Twitter recently changed its user interface. Changes include a new custom-made font and a more contrasty color palette. Here’s a thread from Twitter Design about what’s different. Among other things, the change in contrast affects “Follow” buttons, and the result has confused some folks.
As highlighted by the tweet above, the problem is that the new button treatment is the inverse of what came before. In the previous version, the Follow button was solid blue with white text for accounts you were already following, and white with blue text for accounts you were not following.
This follows a widespread user interface convention: selected or active items usually appear bolder than non-selected/inactive items. You can see an example of this treatment in your phone’s Settings app.
In this screen, I have activated “Do Not Disturb” and “Repeated Calls,” so their respective toggle switches are rendered in solid green. “Scheduled” is not activated, so its switch appears in a light shade of gray. Lots of buttons follow this pattern, even in the physical world. (Consider the caps lock key on your keyboard: the LED light comes on when caps lock is active.)
Twitter’s new “Follow” button confounds expectations by inverting this pattern. In the new version, accounts you don’t follow are shown bolder than those you’re not following.

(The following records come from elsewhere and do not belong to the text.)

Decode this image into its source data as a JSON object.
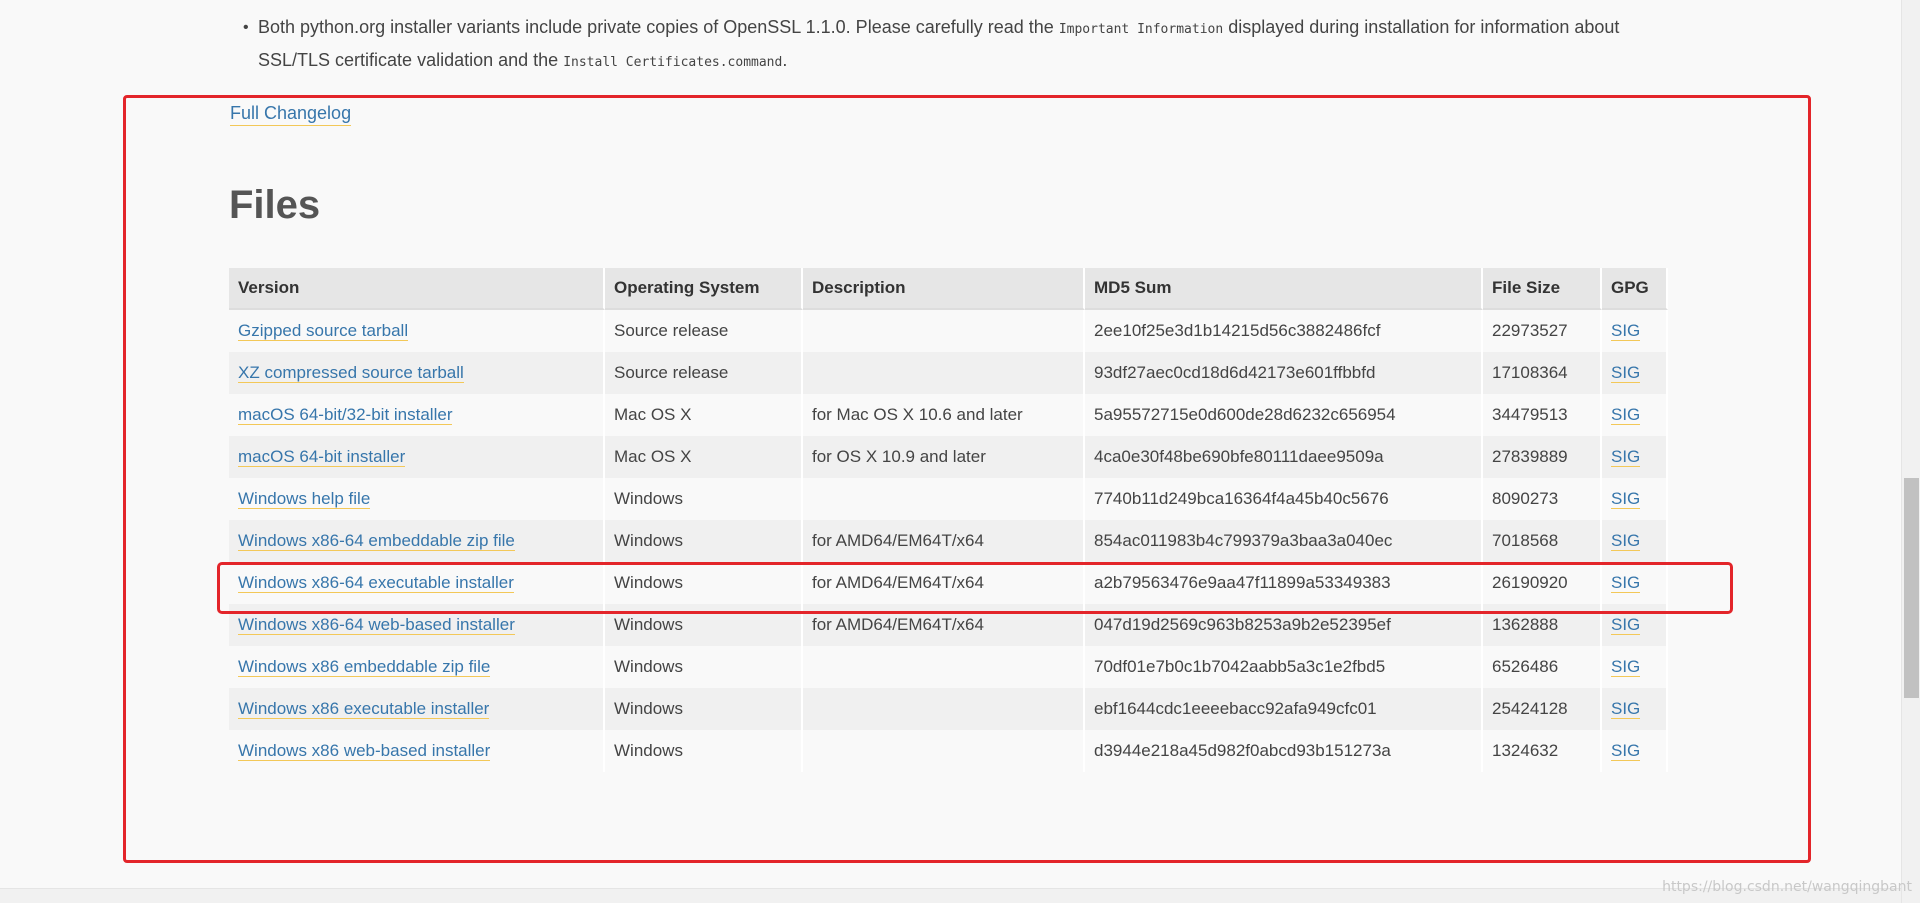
{
  "note": {
    "part1": "Both python.org installer variants include private copies of OpenSSL 1.1.0. Please carefully read the ",
    "code1": "Important Information",
    "part2": " displayed during installation for information about SSL/TLS certificate validation and the ",
    "code2": "Install Certificates.command",
    "part3": "."
  },
  "changelog_link": "Full Changelog",
  "files_title": "Files",
  "table": {
    "headers": [
      "Version",
      "Operating System",
      "Description",
      "MD5 Sum",
      "File Size",
      "GPG"
    ],
    "rows": [
      [
        "Gzipped source tarball",
        "Source release",
        "",
        "2ee10f25e3d1b14215d56c3882486fcf",
        "22973527",
        "SIG"
      ],
      [
        "XZ compressed source tarball",
        "Source release",
        "",
        "93df27aec0cd18d6d42173e601ffbbfd",
        "17108364",
        "SIG"
      ],
      [
        "macOS 64-bit/32-bit installer",
        "Mac OS X",
        "for Mac OS X 10.6 and later",
        "5a95572715e0d600de28d6232c656954",
        "34479513",
        "SIG"
      ],
      [
        "macOS 64-bit installer",
        "Mac OS X",
        "for OS X 10.9 and later",
        "4ca0e30f48be690bfe80111daee9509a",
        "27839889",
        "SIG"
      ],
      [
        "Windows help file",
        "Windows",
        "",
        "7740b11d249bca16364f4a45b40c5676",
        "8090273",
        "SIG"
      ],
      [
        "Windows x86-64 embeddable zip file",
        "Windows",
        "for AMD64/EM64T/x64",
        "854ac011983b4c799379a3baa3a040ec",
        "7018568",
        "SIG"
      ],
      [
        "Windows x86-64 executable installer",
        "Windows",
        "for AMD64/EM64T/x64",
        "a2b79563476e9aa47f11899a53349383",
        "26190920",
        "SIG"
      ],
      [
        "Windows x86-64 web-based installer",
        "Windows",
        "for AMD64/EM64T/x64",
        "047d19d2569c963b8253a9b2e52395ef",
        "1362888",
        "SIG"
      ],
      [
        "Windows x86 embeddable zip file",
        "Windows",
        "",
        "70df01e7b0c1b7042aabb5a3c1e2fbd5",
        "6526486",
        "SIG"
      ],
      [
        "Windows x86 executable installer",
        "Windows",
        "",
        "ebf1644cdc1eeeebacc92afa949cfc01",
        "25424128",
        "SIG"
      ],
      [
        "Windows x86 web-based installer",
        "Windows",
        "",
        "d3944e218a45d982f0abcd93b151273a",
        "1324632",
        "SIG"
      ]
    ]
  },
  "watermark": "https://blog.csdn.net/wangqingbant",
  "colors": {
    "link": "#3776ab",
    "highlight": "#e3252a",
    "link_underline": "#f3c858"
  }
}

I’ve seen reports of folks confused by the new interface, causing them to think twice about whether they’re currently following an account or not.
I think I understand why Twitter’s designers made this choice. Of the button’s two possible states, white text on dark background stands out more in the (mostly white) default Twitter UI. More visible = higher likelihood you’ll find it quickly. It’s a practical consideration: the black buttons are the equivalent of a shiny red berry.

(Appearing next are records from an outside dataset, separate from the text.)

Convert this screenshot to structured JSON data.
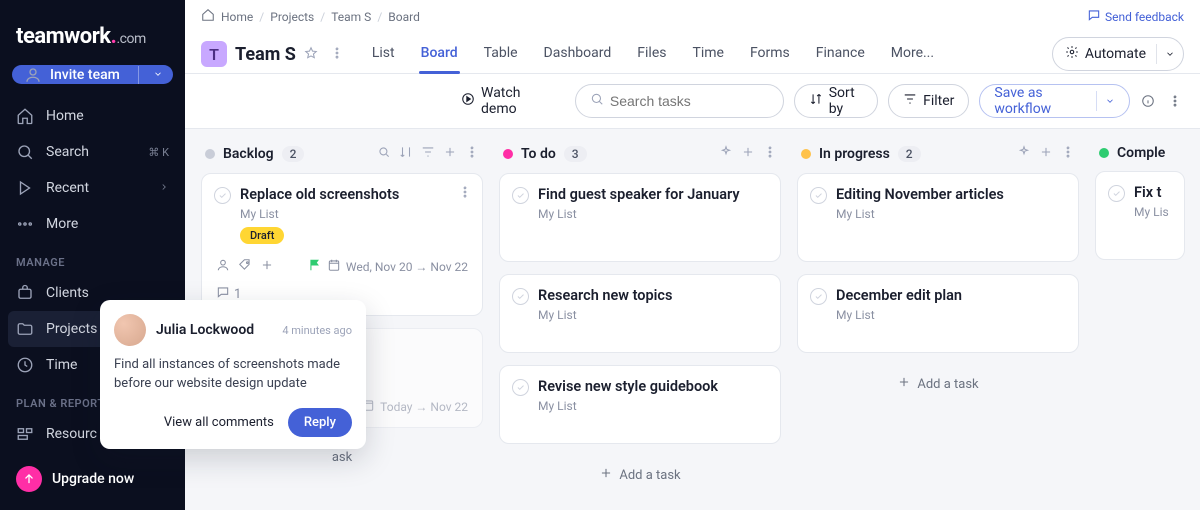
{
  "brand": {
    "name": "teamwork",
    "suffix": ".com"
  },
  "sidebar": {
    "invite_label": "Invite team",
    "nav": [
      {
        "icon": "home",
        "label": "Home"
      },
      {
        "icon": "search",
        "label": "Search",
        "shortcut": "⌘ K"
      },
      {
        "icon": "recent",
        "label": "Recent"
      },
      {
        "icon": "more",
        "label": "More"
      }
    ],
    "sections": {
      "manage": {
        "title": "MANAGE",
        "items": [
          {
            "icon": "clients",
            "label": "Clients"
          },
          {
            "icon": "projects",
            "label": "Projects",
            "active": true
          },
          {
            "icon": "time",
            "label": "Time"
          }
        ]
      },
      "plan": {
        "title": "PLAN & REPORT",
        "items": [
          {
            "icon": "resource",
            "label": "Resourc"
          }
        ]
      }
    },
    "upgrade_label": "Upgrade now"
  },
  "breadcrumbs": [
    "Home",
    "Projects",
    "Team S",
    "Board"
  ],
  "feedback_label": "Send feedback",
  "project": {
    "initial": "T",
    "name": "Team S"
  },
  "tabs": [
    "List",
    "Board",
    "Table",
    "Dashboard",
    "Files",
    "Time",
    "Forms",
    "Finance",
    "More..."
  ],
  "active_tab": "Board",
  "automate_label": "Automate",
  "toolbar": {
    "watch_demo": "Watch demo",
    "search_placeholder": "Search tasks",
    "sort_label": "Sort by",
    "filter_label": "Filter",
    "save_workflow": "Save as workflow"
  },
  "columns": [
    {
      "name": "Backlog",
      "color": "#c9cdd8",
      "count": "2",
      "head_actions": [
        "search",
        "sort",
        "filter",
        "plus",
        "dots"
      ],
      "cards": [
        {
          "title": "Replace old screenshots",
          "list": "My List",
          "tag": "Draft",
          "meta": {
            "assign": true,
            "tagi": true,
            "plus": true,
            "flag": true,
            "dates": "Wed, Nov 20 → Nov 22"
          },
          "comments": "1",
          "more": true
        },
        {
          "title": "",
          "list": "",
          "partial": true,
          "meta": {
            "dates": "Today → Nov 22"
          }
        }
      ],
      "add_label": "ask"
    },
    {
      "name": "To do",
      "color": "#ff2ea6",
      "count": "3",
      "head_actions": [
        "sparkle",
        "plus",
        "dots"
      ],
      "cards": [
        {
          "title": "Find guest speaker for January",
          "list": "My List"
        },
        {
          "title": "Research new topics",
          "list": "My List"
        },
        {
          "title": "Revise new style guidebook",
          "list": "My List"
        }
      ],
      "add_label": "Add a task"
    },
    {
      "name": "In progress",
      "color": "#ffc24a",
      "count": "2",
      "head_actions": [
        "sparkle",
        "plus",
        "dots"
      ],
      "cards": [
        {
          "title": "Editing November articles",
          "list": "My List"
        },
        {
          "title": "December edit plan",
          "list": "My List"
        }
      ],
      "add_label": "Add a task"
    },
    {
      "name": "Comple",
      "color": "#2ecc71",
      "count": "",
      "head_actions": [],
      "cards": [
        {
          "title": "Fix t",
          "list": "My Lis"
        }
      ]
    }
  ],
  "popover": {
    "name": "Julia Lockwood",
    "time": "4 minutes ago",
    "body": "Find all instances of screenshots made before our website design update",
    "view_all": "View all comments",
    "reply": "Reply"
  }
}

However, optimal findability isn’t the only consideration. Besides allowing the user to perform an action (follow/unfollow), this button also plays an important semiotic function: it indicates whether you’re already following the account or not.
These two functions are in conflict in the Twitter UI. The new version optimizes the experience for cases when you’re not following the account, which are likely the majority. But in doing so, it introduces a semiotic dissonance.

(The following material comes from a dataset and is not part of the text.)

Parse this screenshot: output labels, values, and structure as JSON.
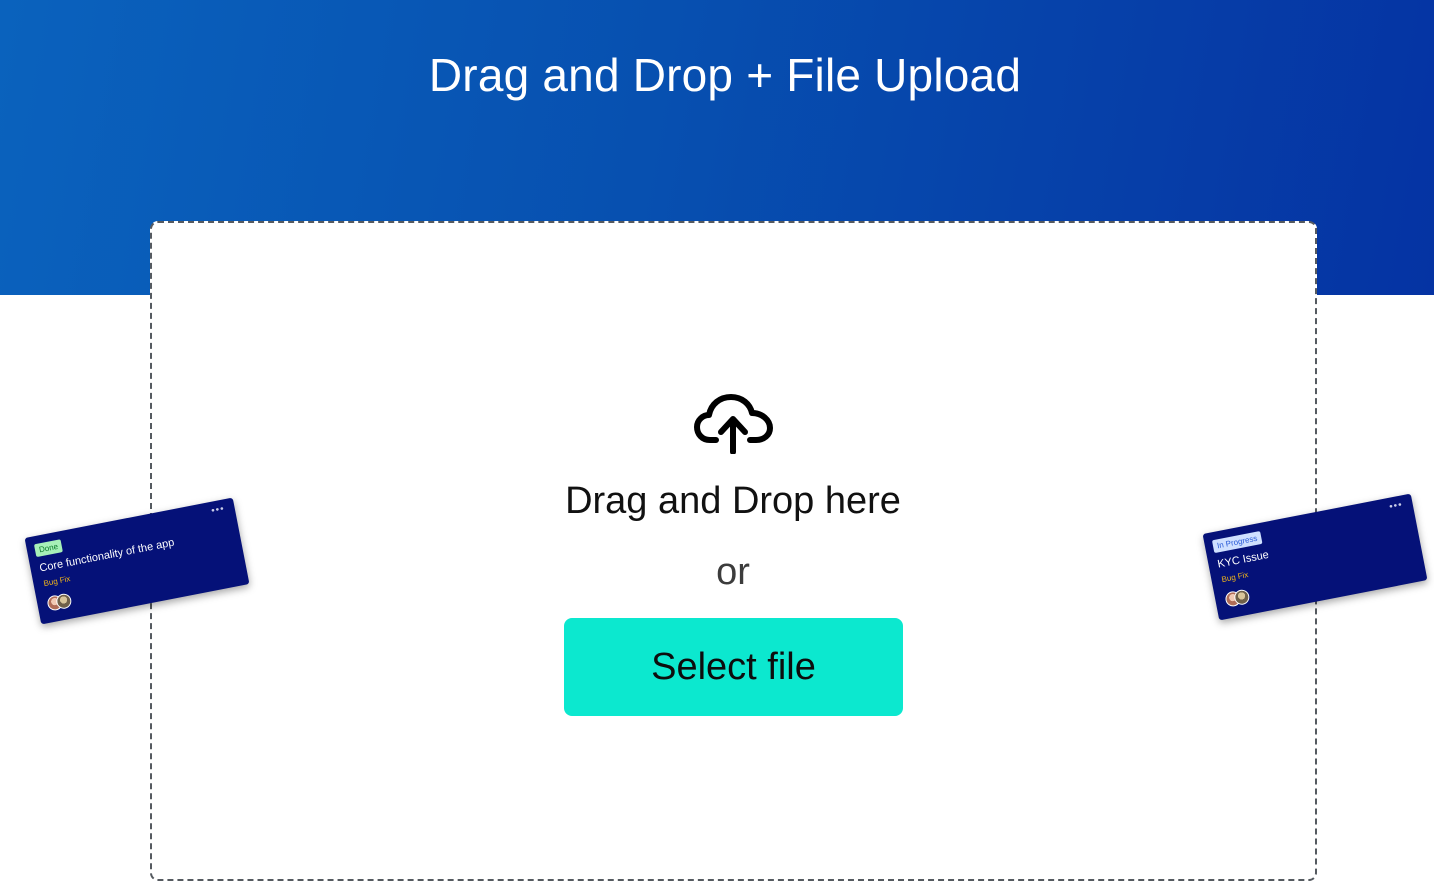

This dissonance isn’t limited to users’ prior experiences; it’s inconsistent within the new Twitter UI itself. As with many other sites, primary site navigation in Twitter indicates state by using solid as selected — the opposite of the Follow button treatment.
Bottom line: the new Follow button treatment makes sense from one perspective, but it flouts a widespread UI pattern. While we may eventually get used to it, the new version requires some thinking on our part. And as Steve Krug reminds us, we should aim to not make users think.